- **Task**:
Exactly as written, set down every entry once more.

Source records:
┌──

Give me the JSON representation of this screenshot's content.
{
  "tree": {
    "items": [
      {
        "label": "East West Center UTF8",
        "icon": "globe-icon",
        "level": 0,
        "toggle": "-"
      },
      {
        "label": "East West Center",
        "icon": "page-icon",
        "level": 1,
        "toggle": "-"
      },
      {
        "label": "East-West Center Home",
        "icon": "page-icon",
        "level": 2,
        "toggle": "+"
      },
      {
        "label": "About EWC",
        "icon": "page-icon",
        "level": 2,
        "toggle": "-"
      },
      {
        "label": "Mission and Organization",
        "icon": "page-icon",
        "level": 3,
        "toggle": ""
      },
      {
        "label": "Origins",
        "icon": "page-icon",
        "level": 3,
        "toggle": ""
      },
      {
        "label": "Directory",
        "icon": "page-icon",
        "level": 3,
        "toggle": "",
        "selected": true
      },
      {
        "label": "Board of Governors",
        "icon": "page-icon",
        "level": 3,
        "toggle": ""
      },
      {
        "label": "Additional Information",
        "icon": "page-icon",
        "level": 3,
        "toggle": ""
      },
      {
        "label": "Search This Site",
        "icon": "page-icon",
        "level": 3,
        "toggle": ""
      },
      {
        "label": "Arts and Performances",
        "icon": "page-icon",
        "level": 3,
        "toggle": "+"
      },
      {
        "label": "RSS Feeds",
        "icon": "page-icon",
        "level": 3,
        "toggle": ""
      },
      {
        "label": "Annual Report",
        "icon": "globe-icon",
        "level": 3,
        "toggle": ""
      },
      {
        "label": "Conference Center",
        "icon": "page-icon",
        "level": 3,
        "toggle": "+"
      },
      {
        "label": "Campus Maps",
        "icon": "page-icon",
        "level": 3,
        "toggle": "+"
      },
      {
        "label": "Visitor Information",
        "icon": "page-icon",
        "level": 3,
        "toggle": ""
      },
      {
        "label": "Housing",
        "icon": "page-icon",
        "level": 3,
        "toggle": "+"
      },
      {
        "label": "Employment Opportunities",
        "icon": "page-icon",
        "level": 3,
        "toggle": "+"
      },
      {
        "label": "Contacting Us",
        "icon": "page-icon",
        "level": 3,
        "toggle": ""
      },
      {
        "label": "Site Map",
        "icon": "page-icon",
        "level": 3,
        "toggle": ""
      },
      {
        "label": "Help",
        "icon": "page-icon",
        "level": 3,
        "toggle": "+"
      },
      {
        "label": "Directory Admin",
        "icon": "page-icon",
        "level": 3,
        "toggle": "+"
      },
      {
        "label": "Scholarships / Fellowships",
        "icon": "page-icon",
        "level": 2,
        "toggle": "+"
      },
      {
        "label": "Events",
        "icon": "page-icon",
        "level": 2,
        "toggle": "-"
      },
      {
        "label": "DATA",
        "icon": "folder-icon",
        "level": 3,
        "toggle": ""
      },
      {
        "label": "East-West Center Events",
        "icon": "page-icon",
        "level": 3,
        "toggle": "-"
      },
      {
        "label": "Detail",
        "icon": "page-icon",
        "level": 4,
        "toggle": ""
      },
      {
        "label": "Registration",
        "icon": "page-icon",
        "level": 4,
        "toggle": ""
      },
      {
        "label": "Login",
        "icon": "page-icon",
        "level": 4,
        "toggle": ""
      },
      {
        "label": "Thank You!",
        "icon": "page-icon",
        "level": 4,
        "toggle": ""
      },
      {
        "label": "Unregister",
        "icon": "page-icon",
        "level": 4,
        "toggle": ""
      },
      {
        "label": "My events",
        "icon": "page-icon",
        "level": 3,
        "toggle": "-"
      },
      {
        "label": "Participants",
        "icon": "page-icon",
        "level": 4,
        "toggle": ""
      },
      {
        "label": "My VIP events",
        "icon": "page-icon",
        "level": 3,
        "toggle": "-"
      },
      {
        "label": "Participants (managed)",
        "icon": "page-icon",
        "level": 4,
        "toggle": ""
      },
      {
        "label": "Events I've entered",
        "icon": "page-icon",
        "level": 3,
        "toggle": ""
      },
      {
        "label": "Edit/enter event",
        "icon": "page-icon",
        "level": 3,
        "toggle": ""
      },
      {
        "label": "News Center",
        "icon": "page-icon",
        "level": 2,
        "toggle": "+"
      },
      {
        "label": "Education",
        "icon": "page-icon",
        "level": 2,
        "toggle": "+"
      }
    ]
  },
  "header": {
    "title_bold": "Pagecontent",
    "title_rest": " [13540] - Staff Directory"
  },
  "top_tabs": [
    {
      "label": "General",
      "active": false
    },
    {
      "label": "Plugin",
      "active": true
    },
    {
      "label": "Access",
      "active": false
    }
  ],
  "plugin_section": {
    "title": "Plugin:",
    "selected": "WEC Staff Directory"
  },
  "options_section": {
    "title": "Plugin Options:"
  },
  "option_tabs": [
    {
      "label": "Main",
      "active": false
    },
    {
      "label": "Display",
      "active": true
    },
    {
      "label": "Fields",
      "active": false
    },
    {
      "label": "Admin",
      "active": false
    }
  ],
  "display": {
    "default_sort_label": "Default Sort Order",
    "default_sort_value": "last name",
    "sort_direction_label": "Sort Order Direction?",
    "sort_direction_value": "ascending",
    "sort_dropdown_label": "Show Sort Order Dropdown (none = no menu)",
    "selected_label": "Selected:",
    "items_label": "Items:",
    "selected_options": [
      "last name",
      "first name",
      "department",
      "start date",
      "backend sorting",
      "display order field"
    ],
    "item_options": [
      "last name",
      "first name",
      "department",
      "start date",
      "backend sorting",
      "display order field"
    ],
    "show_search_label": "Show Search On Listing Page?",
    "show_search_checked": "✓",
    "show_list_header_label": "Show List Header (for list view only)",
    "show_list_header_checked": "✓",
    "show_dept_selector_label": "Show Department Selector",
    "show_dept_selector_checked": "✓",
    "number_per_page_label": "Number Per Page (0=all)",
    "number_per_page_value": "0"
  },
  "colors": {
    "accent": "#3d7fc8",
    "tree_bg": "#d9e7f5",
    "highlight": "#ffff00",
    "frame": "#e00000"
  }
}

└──

- **Solution to this problem**:
Give me the JSON representation of this screenshot's content.
{
  "tree": {
    "items": [
      {
        "label": "East West Center UTF8",
        "icon": "globe-icon",
        "level": 0,
        "toggle": "-"
      },
      {
        "label": "East West Center",
        "icon": "page-icon",
        "level": 1,
        "toggle": "-"
      },
      {
        "label": "East-West Center Home",
        "icon": "page-icon",
        "level": 2,
        "toggle": "+"
      },
      {
        "label": "About EWC",
        "icon": "page-icon",
        "level": 2,
        "toggle": "-"
      },
      {
        "label": "Mission and Organization",
        "icon": "page-icon",
        "level": 3,
        "toggle": ""
      },
      {
        "label": "Origins",
        "icon": "page-icon",
        "level": 3,
        "toggle": ""
      },
      {
        "label": "Directory",
        "icon": "page-icon",
        "level": 3,
        "toggle": "",
        "selected": true
      },
      {
        "label": "Board of Governors",
        "icon": "page-icon",
        "level": 3,
        "toggle": ""
      },
      {
        "label": "Additional Information",
        "icon": "page-icon",
        "level": 3,
        "toggle": ""
      },
      {
        "label": "Search This Site",
        "icon": "page-icon",
        "level": 3,
        "toggle": ""
      },
      {
        "label": "Arts and Performances",
        "icon": "page-icon",
        "level": 3,
        "toggle": "+"
      },
      {
        "label": "RSS Feeds",
        "icon": "page-icon",
        "level": 3,
        "toggle": ""
      },
      {
        "label": "Annual Report",
        "icon": "globe-icon",
        "level": 3,
        "toggle": ""
      },
      {
        "label": "Conference Center",
        "icon": "page-icon",
        "level": 3,
        "toggle": "+"
      },
      {
        "label": "Campus Maps",
        "icon": "page-icon",
        "level": 3,
        "toggle": "+"
      },
      {
        "label": "Visitor Information",
        "icon": "page-icon",
        "level": 3,
        "toggle": ""
      },
      {
        "label": "Housing",
        "icon": "page-icon",
        "level": 3,
        "toggle": "+"
      },
      {
        "label": "Employment Opportunities",
        "icon": "page-icon",
        "level": 3,
        "toggle": "+"
      },
      {
        "label": "Contacting Us",
        "icon": "page-icon",
        "level": 3,
        "toggle": ""
      },
      {
        "label": "Site Map",
        "icon": "page-icon",
        "level": 3,
        "toggle": ""
      },
      {
        "label": "Help",
        "icon": "page-icon",
        "level": 3,
        "toggle": "+"
      },
      {
        "label": "Directory Admin",
        "icon": "page-icon",
        "level": 3,
        "toggle": "+"
      },
      {
        "label": "Scholarships / Fellowships",
        "icon": "page-icon",
        "level": 2,
        "toggle": "+"
      },
      {
        "label": "Events",
        "icon": "page-icon",
        "level": 2,
        "toggle": "-"
      },
      {
        "label": "DATA",
        "icon": "folder-icon",
        "level": 3,
        "toggle": ""
      },
      {
        "label": "East-West Center Events",
        "icon": "page-icon",
        "level": 3,
        "toggle": "-"
      },
      {
        "label": "Detail",
        "icon": "page-icon",
        "level": 4,
        "toggle": ""
      },
      {
        "label": "Registration",
        "icon": "page-icon",
        "level": 4,
        "toggle": ""
      },
      {
        "label": "Login",
        "icon": "page-icon",
        "level": 4,
        "toggle": ""
      },
      {
        "label": "Thank You!",
        "icon": "page-icon",
        "level": 4,
        "toggle": ""
      },
      {
        "label": "Unregister",
        "icon": "page-icon",
        "level": 4,
        "toggle": ""
      },
      {
        "label": "My events",
        "icon": "page-icon",
        "level": 3,
        "toggle": "-"
      },
      {
        "label": "Participants",
        "icon": "page-icon",
        "level": 4,
        "toggle": ""
      },
      {
        "label": "My VIP events",
        "icon": "page-icon",
        "level": 3,
        "toggle": "-"
      },
      {
        "label": "Participants (managed)",
        "icon": "page-icon",
        "level": 4,
        "toggle": ""
      },
      {
        "label": "Events I've entered",
        "icon": "page-icon",
        "level": 3,
        "toggle": ""
      },
      {
        "label": "Edit/enter event",
        "icon": "page-icon",
        "level": 3,
        "toggle": ""
      },
      {
        "label": "News Center",
        "icon": "page-icon",
        "level": 2,
        "toggle": "+"
      },
      {
        "label": "Education",
        "icon": "page-icon",
        "level": 2,
        "toggle": "+"
      }
    ]
  },
  "header": {
    "title_bold": "Pagecontent",
    "title_rest": " [13540] - Staff Directory"
  },
  "top_tabs": [
    {
      "label": "General",
      "active": false
    },
    {
      "label": "Plugin",
      "active": true
    },
    {
      "label": "Access",
      "active": false
    }
  ],
  "plugin_section": {
    "title": "Plugin:",
    "selected": "WEC Staff Directory"
  },
  "options_section": {
    "title": "Plugin Options:"
  },
  "option_tabs": [
    {
      "label": "Main",
      "active": false
    },
    {
      "label": "Display",
      "active": true
    },
    {
      "label": "Fields",
      "active": false
    },
    {
      "label": "Admin",
      "active": false
    }
  ],
  "display": {
    "default_sort_label": "Default Sort Order",
    "default_sort_value": "last name",
    "sort_direction_label": "Sort Order Direction?",
    "sort_direction_value": "ascending",
    "sort_dropdown_label": "Show Sort Order Dropdown (none = no menu)",
    "selected_label": "Selected:",
    "items_label": "Items:",
    "selected_options": [
      "last name",
      "first name",
      "department",
      "start date",
      "backend sorting",
      "display order field"
    ],
    "item_options": [
      "last name",
      "first name",
      "department",
      "start date",
      "backend sorting",
      "display order field"
    ],
    "show_search_label": "Show Search On Listing Page?",
    "show_search_checked": "✓",
    "show_list_header_label": "Show List Header (for list view only)",
    "show_list_header_checked": "✓",
    "show_dept_selector_label": "Show Department Selector",
    "show_dept_selector_checked": "✓",
    "number_per_page_label": "Number Per Page (0=all)",
    "number_per_page_value": "0"
  },
  "colors": {
    "accent": "#3d7fc8",
    "tree_bg": "#d9e7f5",
    "highlight": "#ffff00",
    "frame": "#e00000"
  }
}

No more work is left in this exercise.